WHAT TO DO. Copy every entry exactly.

RECORDS FOR THE EXERCISE.
—————

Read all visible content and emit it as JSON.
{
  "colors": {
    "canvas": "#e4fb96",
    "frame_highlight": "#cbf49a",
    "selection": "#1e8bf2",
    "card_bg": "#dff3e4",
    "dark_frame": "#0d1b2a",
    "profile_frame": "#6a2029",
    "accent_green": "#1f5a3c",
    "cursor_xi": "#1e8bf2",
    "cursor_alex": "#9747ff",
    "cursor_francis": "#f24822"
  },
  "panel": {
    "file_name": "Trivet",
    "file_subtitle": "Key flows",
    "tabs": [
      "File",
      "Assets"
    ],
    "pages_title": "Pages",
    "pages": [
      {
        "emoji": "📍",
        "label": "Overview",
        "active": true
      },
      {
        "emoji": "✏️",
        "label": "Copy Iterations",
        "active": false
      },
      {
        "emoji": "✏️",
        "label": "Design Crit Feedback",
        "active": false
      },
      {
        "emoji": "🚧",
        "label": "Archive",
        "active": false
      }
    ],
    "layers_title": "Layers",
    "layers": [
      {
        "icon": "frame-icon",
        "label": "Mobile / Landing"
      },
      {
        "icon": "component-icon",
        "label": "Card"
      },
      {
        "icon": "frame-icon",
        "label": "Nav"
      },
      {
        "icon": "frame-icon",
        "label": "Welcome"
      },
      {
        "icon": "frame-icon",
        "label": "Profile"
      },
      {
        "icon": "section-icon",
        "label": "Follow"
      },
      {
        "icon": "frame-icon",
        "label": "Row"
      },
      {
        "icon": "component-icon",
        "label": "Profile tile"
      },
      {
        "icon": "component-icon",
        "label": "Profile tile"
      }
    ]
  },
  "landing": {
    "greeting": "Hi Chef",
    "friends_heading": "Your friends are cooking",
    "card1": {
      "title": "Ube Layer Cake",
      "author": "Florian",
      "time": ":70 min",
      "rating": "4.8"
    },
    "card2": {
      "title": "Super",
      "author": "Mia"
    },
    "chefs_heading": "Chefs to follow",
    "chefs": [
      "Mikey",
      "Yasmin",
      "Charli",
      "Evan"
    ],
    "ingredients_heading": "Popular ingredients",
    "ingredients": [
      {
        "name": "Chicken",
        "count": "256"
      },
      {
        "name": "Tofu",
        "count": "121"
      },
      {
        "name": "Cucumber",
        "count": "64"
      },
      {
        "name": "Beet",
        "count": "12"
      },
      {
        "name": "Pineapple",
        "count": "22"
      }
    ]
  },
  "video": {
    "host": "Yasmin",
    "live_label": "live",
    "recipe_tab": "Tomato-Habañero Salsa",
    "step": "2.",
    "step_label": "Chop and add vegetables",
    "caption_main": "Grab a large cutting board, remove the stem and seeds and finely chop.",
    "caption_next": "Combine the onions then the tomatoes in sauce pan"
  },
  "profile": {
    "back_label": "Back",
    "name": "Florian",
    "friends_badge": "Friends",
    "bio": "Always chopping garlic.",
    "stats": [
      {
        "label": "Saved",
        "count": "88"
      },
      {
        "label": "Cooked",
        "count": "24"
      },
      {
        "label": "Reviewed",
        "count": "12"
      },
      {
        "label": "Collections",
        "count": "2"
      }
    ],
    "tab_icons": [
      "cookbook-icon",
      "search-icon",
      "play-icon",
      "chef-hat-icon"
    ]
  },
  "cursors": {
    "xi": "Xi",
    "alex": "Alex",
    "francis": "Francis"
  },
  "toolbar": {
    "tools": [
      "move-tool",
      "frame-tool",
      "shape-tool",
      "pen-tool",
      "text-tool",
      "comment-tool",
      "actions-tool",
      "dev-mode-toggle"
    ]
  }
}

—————

PROBLEM SOLUTION.
Read all visible content and emit it as JSON.
{
  "colors": {
    "canvas": "#e4fb96",
    "frame_highlight": "#cbf49a",
    "selection": "#1e8bf2",
    "card_bg": "#dff3e4",
    "dark_frame": "#0d1b2a",
    "profile_frame": "#6a2029",
    "accent_green": "#1f5a3c",
    "cursor_xi": "#1e8bf2",
    "cursor_alex": "#9747ff",
    "cursor_francis": "#f24822"
  },
  "panel": {
    "file_name": "Trivet",
    "file_subtitle": "Key flows",
    "tabs": [
      "File",
      "Assets"
    ],
    "pages_title": "Pages",
    "pages": [
      {
        "emoji": "📍",
        "label": "Overview",
        "active": true
      },
      {
        "emoji": "✏️",
        "label": "Copy Iterations",
        "active": false
      },
      {
        "emoji": "✏️",
        "label": "Design Crit Feedback",
        "active": false
      },
      {
        "emoji": "🚧",
        "label": "Archive",
        "active": false
      }
    ],
    "layers_title": "Layers",
    "layers": [
      {
        "icon": "frame-icon",
        "label": "Mobile / Landing"
      },
      {
        "icon": "component-icon",
        "label": "Card"
      },
      {
        "icon": "frame-icon",
        "label": "Nav"
      },
      {
        "icon": "frame-icon",
        "label": "Welcome"
      },
      {
        "icon": "frame-icon",
        "label": "Profile"
      },
      {
        "icon": "section-icon",
        "label": "Follow"
      },
      {
        "icon": "frame-icon",
        "label": "Row"
      },
      {
        "icon": "component-icon",
        "label": "Profile tile"
      },
      {
        "icon": "component-icon",
        "label": "Profile tile"
      }
    ]
  },
  "landing": {
    "greeting": "Hi Chef",
    "friends_heading": "Your friends are cooking",
    "card1": {
      "title": "Ube Layer Cake",
      "author": "Florian",
      "time": ":70 min",
      "rating": "4.8"
    },
    "card2": {
      "title": "Super",
      "author": "Mia"
    },
    "chefs_heading": "Chefs to follow",
    "chefs": [
      "Mikey",
      "Yasmin",
      "Charli",
      "Evan"
    ],
    "ingredients_heading": "Popular ingredients",
    "ingredients": [
      {
        "name": "Chicken",
        "count": "256"
      },
      {
        "name": "Tofu",
        "count": "121"
      },
      {
        "name": "Cucumber",
        "count": "64"
      },
      {
        "name": "Beet",
        "count": "12"
      },
      {
        "name": "Pineapple",
        "count": "22"
      }
    ]
  },
  "video": {
    "host": "Yasmin",
    "live_label": "live",
    "recipe_tab": "Tomato-Habañero Salsa",
    "step": "2.",
    "step_label": "Chop and add vegetables",
    "caption_main": "Grab a large cutting board, remove the stem and seeds and finely chop.",
    "caption_next": "Combine the onions then the tomatoes in sauce pan"
  },
  "profile": {
    "back_label": "Back",
    "name": "Florian",
    "friends_badge": "Friends",
    "bio": "Always chopping garlic.",
    "stats": [
      {
        "label": "Saved",
        "count": "88"
      },
      {
        "label": "Cooked",
        "count": "24"
      },
      {
        "label": "Reviewed",
        "count": "12"
      },
      {
        "label": "Collections",
        "count": "2"
      }
    ],
    "tab_icons": [
      "cookbook-icon",
      "search-icon",
      "play-icon",
      "chef-hat-icon"
    ]
  },
  "cursors": {
    "xi": "Xi",
    "alex": "Alex",
    "francis": "Francis"
  },
  "toolbar": {
    "tools": [
      "move-tool",
      "frame-tool",
      "shape-tool",
      "pen-tool",
      "text-tool",
      "comment-tool",
      "actions-tool",
      "dev-mode-toggle"
    ]
  }
}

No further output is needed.